Cell Power or Beam Me Up, Scotty
During summer vacation we observed over a period of a week our national addiction to cell phones. A few examples, but by no means all, follow.
In the Amtrak Station in Milwaukee a young man discussed his recent college graduation and then proceeded to describe his new apartment in the minutest detail. This conversation went on for 25 minutes. (The train was late.) The talker was oblivious to a least 30 other people who were rolling their eyes as we all waited together for the train.
A teenager, also waiting for the train, was wearing very shredded jeans, a tank top and flip-flops. I surreptitiously took notes on her conversation, which proceeded as follows: “Wow. Cool. Yeah. Oh, exactly. Don’t freak when you see my stuff. Wow. Cool. Really? Hee hee. OK. OK Cool. Cool. That’s very cool. I’m addicted to that stuff. I like lotion anyway. Yeah, it’s cool. OK. Yeah. Well the train’s coming. Cool. Bye.”
On the train, a young woman seated across the isle from us talked non-stop for almost an hour. We gave up trying to read anything – even a magazine. A man in the seat in front of us proceeded to haggle and finally close a business deal after talking for 45 minutes. We could not read. We could not even take a nap. In the dining car, two men at two different tables were also gabotah-ing on cells (in other words they never shut up).
When we reached our destination, we hailed a taxi. After we settled in the cab, the driver who was talking on a cell phone attached to his head went on for the whole $17 trip to our B & B. Once he knew our destination, he never directly addressed us during the entire ride. We climbed out and paid the driver who took the money, nodded and drove off talking, talking, talking.
When we got to our room we noticed that there was no telephone. I asked the owner why and he replied that everyone has cell phones anyway. I smiled, knowing that yes, we too had brought ours.
We went to dinner with our daughter to meet her “significant other.” He was supposed to meet us at the restaurant but he wasn’t there.

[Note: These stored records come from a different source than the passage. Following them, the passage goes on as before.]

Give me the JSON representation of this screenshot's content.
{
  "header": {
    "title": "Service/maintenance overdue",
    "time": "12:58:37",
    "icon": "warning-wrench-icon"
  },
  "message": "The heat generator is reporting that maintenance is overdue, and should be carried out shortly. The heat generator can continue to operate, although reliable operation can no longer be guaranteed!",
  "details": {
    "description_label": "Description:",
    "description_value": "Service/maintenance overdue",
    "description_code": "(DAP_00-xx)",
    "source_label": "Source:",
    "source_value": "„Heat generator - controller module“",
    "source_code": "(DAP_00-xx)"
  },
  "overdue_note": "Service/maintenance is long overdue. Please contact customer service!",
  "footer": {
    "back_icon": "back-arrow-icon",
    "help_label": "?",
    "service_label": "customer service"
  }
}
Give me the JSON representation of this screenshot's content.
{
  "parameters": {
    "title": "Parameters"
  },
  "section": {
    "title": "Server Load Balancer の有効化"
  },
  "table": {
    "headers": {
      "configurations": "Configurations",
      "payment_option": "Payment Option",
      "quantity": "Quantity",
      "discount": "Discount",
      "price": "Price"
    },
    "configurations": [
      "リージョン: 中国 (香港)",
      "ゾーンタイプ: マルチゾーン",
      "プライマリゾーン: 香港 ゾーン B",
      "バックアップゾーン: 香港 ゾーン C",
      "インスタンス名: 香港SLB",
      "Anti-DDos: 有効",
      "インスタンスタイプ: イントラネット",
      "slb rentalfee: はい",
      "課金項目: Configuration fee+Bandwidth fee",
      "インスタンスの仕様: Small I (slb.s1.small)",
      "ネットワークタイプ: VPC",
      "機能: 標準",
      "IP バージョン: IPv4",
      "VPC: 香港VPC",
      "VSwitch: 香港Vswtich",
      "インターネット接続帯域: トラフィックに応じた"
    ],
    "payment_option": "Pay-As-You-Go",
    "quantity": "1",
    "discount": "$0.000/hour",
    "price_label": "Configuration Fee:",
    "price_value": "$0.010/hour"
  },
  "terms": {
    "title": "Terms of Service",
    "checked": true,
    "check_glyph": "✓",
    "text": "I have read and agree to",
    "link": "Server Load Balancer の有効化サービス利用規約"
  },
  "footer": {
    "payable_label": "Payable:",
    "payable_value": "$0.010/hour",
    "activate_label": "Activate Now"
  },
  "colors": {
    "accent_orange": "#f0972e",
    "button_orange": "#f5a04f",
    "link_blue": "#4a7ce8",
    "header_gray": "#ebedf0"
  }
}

We got a table, sat down and our daughter picked up her phone. She dialed a number, waited a moment, then said, “Hi Sweetie. Where are you?” She looked up and waved at the door. He was just entering the restaurant. During the meal, we noticed that there was a man sitting near us who was talking on his cell. We couldn’t help but notice that he stayed at it through most of his meal. Later, as we walked to the theater, we joined a throng navigating an intersection. A quick glance informed us that probably 199 out of 201 people were talking their way across Broadway. After the show, our daughter informed us that two teenagers sitting behind them (we were in different places in the theater) were texting during the entire Tony Award winning show.
The next morning our son was to pick us up at our B & B. He lives a block and a half away. He called us to tell us he was “still on.” (Whatever happened to feet?) That afternoon our daughter wanted to take us to visit a nearby art gallery which is owned by a friend. It took three cell calls to settle on a good time. Then we spent some time at the Museum of Natural History. Later, as we stood outside the museum, our daughter consulted with her brother about meeting us. We listened to her side of the conversation. Here’s how it went. “Hi, where are you?…Where?…But I don’t see you…I am telling you we are right in front of the entrance…You don’t see us?…OK. Do you see those guys in Revolutionary War uniforms talking on cell phones? (It was the 4th of July) …Yeah. You’re parked beside them? …OK. Drive up three cars and here we are.” As he drove up, he closed his cell phone, grinned out the window and said “Ah, there you are!” (Because our son is a monk, he wears long robes. When his cell rings, he digs down into unknown depths to retrieve it. My husband, Henry, says he doesn’t want to know where he keeps it.)
On our return trip home cell conversations took place behind us, before us, and beside us. And we used our cell to finalize meeting a friend who was picking us up at the station. (We never leave our car at the station for several days.)
Now cell phones have added incalculable convenience to the way we live. It all started with email of course and with it our compulsion for instant answers. How many times have you gotten a phone call from someone who wanted to know if you received an email that was sent 10 minutes ago?
But there is a more serious issue here. On the News Hour on Public Television at 6 pm on September 30, 2009, it was reported that there is a new concern about the use of cell phones while driving. At least talking allows the driver to keep eyes on the road. Texting does not. According to this news report the risk of an accident is 23 times greater with texting. Ray LaHood of the U. S. Department of Transportation reported that over a half a million people have been hurt or killed in accidents involving texting. Texters may look down at the cell for only a few seconds at a time but that is all it takes. According to LaHood, texting during driving has reached “epidemic proportions.”
Perhaps it is time for us to balance convenience, obsession or whim with a little common sense.